WHAT TO PRODUCE:
Where a line of the listing below includes the word "tree", reproduce that line.

SUPPLIED ENTRIES:
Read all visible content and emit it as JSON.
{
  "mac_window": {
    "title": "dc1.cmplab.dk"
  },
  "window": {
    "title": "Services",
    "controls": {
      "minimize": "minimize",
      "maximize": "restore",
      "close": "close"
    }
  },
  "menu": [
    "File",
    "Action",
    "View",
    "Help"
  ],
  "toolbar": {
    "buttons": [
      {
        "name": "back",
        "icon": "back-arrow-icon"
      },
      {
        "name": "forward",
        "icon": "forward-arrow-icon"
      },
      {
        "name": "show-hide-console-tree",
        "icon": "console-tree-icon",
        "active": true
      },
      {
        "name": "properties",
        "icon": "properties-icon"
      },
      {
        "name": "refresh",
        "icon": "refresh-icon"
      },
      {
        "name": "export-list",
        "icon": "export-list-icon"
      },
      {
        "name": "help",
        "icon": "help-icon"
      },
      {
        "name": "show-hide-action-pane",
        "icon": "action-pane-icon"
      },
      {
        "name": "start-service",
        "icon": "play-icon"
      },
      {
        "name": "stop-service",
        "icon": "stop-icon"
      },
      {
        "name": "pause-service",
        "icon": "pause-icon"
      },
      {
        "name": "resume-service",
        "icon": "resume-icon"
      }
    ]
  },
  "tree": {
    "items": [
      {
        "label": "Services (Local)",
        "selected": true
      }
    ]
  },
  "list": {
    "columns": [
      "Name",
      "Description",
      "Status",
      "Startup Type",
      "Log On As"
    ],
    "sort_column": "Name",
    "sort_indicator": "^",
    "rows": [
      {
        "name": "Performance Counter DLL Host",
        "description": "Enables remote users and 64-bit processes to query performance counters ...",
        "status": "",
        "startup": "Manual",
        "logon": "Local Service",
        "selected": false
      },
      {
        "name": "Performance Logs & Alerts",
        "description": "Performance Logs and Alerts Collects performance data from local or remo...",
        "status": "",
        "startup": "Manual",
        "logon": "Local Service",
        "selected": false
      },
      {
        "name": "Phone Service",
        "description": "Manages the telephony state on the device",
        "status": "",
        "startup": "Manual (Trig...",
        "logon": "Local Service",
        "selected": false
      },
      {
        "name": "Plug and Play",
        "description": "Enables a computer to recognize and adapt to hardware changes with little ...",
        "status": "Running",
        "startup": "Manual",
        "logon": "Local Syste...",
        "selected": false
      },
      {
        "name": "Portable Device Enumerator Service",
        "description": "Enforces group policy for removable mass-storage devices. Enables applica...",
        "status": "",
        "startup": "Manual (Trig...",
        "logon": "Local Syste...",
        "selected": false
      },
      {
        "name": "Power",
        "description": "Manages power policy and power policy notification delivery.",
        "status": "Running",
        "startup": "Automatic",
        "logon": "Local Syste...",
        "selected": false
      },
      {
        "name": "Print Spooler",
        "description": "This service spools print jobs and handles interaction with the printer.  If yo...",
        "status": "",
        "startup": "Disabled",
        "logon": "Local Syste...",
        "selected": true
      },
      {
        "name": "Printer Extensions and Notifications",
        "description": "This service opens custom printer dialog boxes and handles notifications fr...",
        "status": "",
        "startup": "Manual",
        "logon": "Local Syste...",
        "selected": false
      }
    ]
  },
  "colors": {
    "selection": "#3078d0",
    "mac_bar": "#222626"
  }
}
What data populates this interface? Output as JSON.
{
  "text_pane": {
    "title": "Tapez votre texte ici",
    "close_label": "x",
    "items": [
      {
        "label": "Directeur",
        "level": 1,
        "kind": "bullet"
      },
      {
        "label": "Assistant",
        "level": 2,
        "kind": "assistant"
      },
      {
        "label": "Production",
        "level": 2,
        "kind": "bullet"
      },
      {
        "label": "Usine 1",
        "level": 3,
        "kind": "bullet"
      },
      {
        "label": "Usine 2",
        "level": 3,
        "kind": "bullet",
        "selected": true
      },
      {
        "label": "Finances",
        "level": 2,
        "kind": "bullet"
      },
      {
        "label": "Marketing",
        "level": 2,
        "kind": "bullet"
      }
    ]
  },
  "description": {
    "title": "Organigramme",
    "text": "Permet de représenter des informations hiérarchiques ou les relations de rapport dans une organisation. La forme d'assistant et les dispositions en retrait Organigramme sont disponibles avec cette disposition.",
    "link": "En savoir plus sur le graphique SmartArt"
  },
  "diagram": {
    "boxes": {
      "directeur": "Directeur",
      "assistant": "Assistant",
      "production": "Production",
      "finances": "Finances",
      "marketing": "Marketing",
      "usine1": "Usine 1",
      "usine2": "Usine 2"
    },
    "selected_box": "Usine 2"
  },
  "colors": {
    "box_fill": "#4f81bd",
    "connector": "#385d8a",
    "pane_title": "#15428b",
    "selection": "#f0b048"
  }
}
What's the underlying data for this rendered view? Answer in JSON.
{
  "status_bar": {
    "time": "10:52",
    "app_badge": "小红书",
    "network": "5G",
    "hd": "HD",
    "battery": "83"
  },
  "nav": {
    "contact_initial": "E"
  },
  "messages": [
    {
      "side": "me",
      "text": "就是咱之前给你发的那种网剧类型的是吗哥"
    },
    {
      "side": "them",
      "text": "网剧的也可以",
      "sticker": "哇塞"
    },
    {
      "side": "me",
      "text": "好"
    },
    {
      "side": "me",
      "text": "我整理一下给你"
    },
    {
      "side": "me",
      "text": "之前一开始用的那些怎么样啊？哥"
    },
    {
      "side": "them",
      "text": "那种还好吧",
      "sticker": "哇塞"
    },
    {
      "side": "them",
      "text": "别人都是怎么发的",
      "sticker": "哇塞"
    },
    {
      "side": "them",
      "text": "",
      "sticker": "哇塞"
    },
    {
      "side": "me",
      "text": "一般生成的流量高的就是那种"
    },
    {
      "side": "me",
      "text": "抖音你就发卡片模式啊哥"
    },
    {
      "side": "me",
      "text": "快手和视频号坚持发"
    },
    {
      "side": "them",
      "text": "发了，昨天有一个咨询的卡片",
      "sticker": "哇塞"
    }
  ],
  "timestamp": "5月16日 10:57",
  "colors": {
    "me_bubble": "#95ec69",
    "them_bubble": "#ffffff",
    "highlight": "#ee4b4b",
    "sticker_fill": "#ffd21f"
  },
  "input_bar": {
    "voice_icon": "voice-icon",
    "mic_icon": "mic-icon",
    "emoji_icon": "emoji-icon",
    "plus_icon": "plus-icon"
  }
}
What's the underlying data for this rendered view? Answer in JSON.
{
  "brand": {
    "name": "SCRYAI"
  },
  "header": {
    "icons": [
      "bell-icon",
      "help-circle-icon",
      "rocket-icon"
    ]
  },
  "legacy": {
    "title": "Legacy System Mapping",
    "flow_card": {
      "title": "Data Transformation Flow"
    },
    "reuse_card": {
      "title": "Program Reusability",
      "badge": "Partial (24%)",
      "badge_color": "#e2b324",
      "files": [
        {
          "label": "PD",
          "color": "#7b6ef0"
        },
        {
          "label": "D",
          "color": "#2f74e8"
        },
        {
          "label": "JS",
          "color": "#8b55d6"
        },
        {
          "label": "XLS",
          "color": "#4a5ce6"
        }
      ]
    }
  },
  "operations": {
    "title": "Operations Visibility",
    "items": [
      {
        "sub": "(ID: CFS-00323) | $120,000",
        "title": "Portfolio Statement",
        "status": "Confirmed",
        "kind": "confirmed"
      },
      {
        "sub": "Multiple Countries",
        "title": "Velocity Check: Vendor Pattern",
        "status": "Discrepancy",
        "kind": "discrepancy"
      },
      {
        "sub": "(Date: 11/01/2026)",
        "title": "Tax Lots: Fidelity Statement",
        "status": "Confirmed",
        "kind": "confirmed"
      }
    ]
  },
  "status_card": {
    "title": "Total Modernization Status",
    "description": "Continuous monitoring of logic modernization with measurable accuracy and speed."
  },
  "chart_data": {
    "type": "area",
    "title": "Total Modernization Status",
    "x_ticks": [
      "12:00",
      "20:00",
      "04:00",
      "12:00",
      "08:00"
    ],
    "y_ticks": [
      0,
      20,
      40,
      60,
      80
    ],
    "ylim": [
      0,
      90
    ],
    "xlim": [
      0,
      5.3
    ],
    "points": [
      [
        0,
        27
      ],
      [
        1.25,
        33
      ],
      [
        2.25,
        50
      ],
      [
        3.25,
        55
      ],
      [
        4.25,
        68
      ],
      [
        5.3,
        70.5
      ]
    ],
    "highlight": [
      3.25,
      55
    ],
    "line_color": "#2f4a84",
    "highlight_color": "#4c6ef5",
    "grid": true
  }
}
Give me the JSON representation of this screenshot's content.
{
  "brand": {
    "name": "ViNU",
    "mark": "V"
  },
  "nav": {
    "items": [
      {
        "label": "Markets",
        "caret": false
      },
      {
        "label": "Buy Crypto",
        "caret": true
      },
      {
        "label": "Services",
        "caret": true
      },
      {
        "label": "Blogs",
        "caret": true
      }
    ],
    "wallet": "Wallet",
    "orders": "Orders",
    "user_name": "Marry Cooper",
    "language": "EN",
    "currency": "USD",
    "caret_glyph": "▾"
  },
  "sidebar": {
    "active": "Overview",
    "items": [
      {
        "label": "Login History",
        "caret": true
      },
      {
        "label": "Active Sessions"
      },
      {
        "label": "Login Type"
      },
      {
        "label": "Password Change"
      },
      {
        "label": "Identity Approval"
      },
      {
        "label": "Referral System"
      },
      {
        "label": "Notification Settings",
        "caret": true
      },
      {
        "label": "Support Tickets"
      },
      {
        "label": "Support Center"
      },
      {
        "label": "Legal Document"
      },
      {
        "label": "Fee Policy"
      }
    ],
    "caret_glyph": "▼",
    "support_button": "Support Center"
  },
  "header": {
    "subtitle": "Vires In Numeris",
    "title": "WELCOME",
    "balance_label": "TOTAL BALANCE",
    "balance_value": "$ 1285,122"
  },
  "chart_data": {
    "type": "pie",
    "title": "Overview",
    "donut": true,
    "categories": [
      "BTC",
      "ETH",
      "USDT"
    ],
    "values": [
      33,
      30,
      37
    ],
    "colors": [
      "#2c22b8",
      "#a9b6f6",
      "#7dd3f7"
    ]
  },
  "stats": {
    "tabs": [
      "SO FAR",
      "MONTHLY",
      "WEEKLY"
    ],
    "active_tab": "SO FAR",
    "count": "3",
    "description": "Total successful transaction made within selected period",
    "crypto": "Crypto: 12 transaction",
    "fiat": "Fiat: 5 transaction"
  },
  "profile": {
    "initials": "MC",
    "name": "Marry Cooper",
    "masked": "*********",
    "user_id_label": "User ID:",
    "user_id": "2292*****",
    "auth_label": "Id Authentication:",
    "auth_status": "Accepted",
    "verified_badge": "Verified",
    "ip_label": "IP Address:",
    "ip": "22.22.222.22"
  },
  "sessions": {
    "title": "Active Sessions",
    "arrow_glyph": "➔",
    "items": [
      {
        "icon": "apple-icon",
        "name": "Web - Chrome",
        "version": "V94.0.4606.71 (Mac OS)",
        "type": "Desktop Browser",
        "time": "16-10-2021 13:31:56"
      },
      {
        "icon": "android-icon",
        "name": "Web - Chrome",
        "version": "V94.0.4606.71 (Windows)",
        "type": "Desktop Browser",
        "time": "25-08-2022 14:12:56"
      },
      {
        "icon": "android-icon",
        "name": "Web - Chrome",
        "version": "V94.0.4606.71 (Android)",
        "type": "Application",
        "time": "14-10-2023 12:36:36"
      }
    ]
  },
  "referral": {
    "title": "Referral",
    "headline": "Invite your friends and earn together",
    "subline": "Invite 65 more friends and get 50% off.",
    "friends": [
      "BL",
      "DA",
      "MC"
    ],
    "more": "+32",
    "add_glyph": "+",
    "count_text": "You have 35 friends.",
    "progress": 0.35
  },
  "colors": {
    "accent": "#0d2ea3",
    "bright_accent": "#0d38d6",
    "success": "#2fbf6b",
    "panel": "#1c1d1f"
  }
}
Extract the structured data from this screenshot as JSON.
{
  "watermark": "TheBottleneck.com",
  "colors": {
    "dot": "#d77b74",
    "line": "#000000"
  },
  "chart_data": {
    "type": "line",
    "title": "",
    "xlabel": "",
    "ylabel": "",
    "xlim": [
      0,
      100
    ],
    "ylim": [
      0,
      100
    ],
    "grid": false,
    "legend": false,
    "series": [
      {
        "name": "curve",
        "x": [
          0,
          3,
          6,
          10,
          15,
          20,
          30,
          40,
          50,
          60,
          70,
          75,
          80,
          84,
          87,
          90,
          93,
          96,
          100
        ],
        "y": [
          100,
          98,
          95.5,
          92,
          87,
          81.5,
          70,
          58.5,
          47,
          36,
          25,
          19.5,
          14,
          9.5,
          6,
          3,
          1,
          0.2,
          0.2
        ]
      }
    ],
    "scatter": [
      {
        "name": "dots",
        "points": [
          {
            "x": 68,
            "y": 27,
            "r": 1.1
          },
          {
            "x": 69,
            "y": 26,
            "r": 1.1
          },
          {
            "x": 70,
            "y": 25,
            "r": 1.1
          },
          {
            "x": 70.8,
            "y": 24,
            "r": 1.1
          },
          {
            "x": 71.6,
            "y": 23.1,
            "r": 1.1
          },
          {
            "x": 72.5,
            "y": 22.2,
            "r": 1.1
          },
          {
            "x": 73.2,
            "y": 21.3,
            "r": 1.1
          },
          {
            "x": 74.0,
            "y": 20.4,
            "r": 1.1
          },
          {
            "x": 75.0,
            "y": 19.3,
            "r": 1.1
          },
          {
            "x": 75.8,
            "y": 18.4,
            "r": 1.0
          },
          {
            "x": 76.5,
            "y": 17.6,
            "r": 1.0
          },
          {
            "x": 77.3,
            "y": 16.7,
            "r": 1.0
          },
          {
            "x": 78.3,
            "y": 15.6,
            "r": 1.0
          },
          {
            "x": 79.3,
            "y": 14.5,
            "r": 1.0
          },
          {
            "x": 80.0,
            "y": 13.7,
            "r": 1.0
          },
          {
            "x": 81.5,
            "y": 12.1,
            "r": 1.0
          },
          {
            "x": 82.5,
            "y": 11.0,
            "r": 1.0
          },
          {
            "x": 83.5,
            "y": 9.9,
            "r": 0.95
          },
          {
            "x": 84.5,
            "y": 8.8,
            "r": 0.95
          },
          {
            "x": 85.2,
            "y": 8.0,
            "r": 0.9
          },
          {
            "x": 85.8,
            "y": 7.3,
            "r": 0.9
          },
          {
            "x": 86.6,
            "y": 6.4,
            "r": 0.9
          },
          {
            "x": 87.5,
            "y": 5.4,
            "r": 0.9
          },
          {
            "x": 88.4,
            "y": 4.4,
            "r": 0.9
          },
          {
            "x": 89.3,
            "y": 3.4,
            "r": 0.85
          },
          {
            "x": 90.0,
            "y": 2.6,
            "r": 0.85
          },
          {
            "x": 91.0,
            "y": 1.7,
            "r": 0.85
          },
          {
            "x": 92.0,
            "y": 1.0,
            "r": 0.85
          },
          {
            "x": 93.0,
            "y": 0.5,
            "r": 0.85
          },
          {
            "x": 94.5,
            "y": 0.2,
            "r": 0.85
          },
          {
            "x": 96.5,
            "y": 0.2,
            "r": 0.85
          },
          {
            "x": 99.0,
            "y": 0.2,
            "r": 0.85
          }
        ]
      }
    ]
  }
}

SOLUTION TO THIS EXERCISE:
        "name": "show-hide-console-tree",
        "icon": "console-tree-icon",
  "tree": {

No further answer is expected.